“We are closely partnering with the Kenya Plant Health Inspectorate Service (KEPHIS), Agriculture Development Corporation, Egerton University, Baraka Agricultural College and Kenya Agricultural and Livestock Research Organization (KALRO) in encouraging both smallholder and large scale farmers to adopt aeroponics, hydroponics and apical stem cutting technologies used to produce basic potato seed,” said Governor Kinyanjui.
Irish potato (Solanum tuberosum) is the second most important food crop in Kenya, after maize. Due to low multiplication rates, however, it takes seven seasons of seed production before a farmer can afford certified seed.
Certified seed will help farmers to increase their incomes through high yields and early maturity of the crop. The varieties that the groups have received are disease and pest-resistant and drought-tolerant.
The top producing potato counties in Kenya are Nyandarua (29.8 percent), Nakuru (18.9 percent) and Elgeyo Marakwet (16.2 percent).
Other potato producing regions include Makueni, Meru, Embu, Nyeri, Tharaka-Nithi, Samburu, Kajiado and Kwale. Kiambu, Taita Taveta, Nakuru, Narok, Bomet, Trans Nzoia, Uasin Gishu and West Pokot also register significant yields.
Countrywide, the crop is grown by 600,000 to 800,000 farmers with a total production of 1 to 1.4 million tonnes worth Ksh.30 to Ksh.40 billion per year. Small scale farmers contribute 83 percent of the total production.

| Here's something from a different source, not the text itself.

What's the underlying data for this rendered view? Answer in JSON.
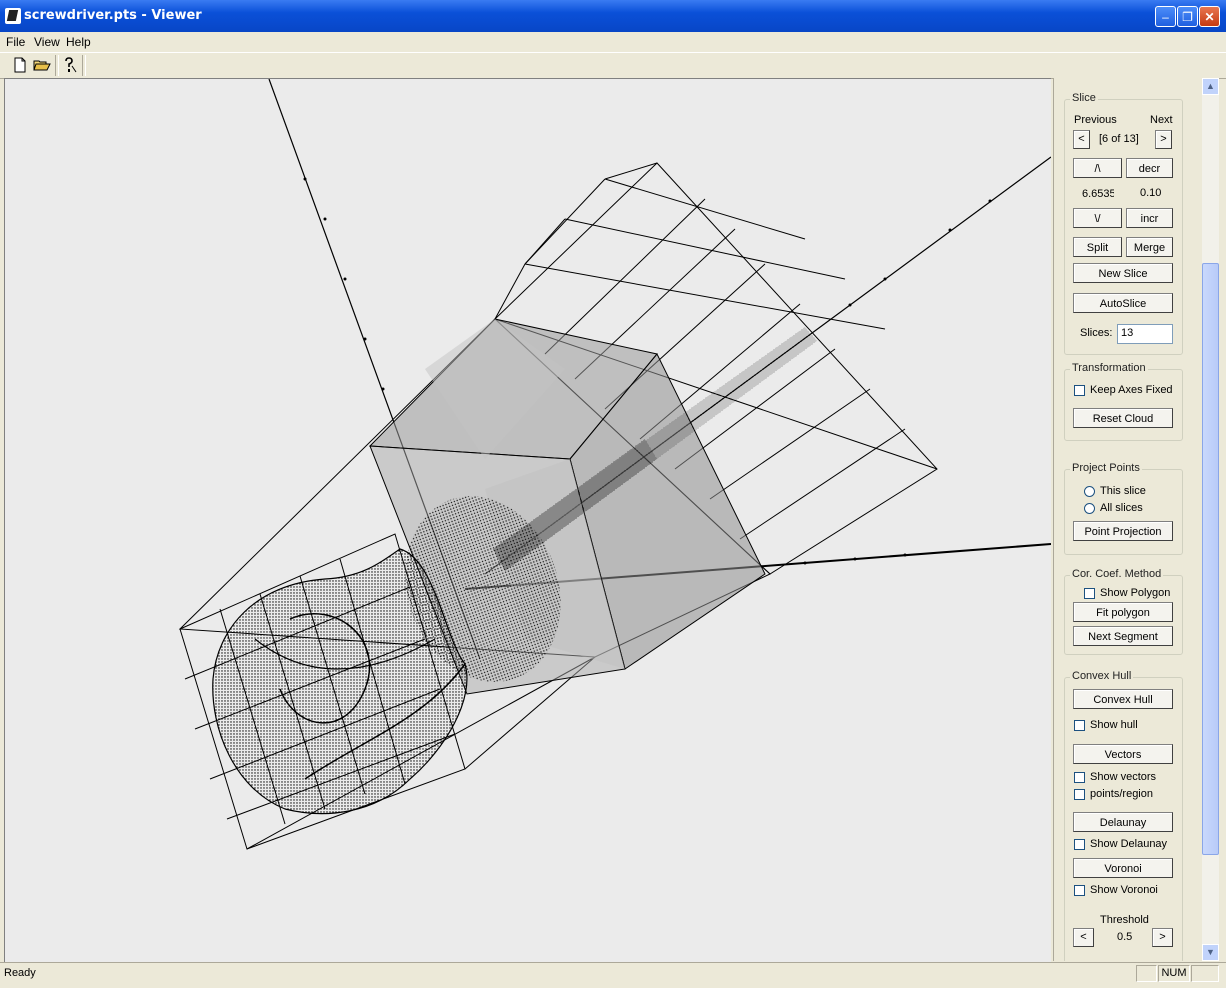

The potato sub-sector supports 3.8 million people directly and indirectly with the National Potato Council of Kenya putting its worth at over Ksh.50 billion.